(Task requirements) Search the listing below for the word "Turtle" and return each line that contains it.

(Dataset content)
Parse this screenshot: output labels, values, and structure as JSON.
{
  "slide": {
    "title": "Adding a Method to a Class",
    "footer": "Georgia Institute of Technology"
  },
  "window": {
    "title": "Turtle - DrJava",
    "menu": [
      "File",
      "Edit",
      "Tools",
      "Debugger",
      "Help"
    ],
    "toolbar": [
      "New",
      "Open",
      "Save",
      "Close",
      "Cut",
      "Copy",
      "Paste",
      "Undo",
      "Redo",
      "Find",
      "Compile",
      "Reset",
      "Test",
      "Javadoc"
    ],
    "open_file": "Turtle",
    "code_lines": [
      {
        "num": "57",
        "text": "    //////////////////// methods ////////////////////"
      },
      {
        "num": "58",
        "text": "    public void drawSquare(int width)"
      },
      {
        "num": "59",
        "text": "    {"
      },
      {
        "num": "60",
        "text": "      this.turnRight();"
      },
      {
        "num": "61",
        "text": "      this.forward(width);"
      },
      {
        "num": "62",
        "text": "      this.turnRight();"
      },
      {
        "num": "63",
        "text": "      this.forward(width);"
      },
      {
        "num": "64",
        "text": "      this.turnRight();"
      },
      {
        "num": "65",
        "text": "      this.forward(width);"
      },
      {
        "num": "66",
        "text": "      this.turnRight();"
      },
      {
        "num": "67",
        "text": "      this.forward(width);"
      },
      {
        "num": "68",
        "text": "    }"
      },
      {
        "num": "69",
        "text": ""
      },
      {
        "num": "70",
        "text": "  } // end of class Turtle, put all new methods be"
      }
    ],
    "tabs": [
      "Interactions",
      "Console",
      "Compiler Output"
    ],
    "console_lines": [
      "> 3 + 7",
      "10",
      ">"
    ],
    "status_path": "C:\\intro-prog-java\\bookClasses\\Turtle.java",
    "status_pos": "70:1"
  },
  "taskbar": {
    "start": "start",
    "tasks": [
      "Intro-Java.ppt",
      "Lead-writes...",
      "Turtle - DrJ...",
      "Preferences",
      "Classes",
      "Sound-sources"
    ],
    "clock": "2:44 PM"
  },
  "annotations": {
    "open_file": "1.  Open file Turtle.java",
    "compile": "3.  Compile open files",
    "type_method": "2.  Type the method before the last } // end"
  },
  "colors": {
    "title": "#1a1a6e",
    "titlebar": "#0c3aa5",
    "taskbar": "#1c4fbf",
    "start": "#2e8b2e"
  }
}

(Your solution)
    "title": "Turtle - DrJava",
    "open_file": "Turtle",
        "text": "  } // end of class Turtle, put all new methods be"
    "status_path": "C:\\intro-prog-java\\bookClasses\\Turtle.java",
      "Turtle - DrJ...",
    "open_file": "1.  Open file Turtle.java",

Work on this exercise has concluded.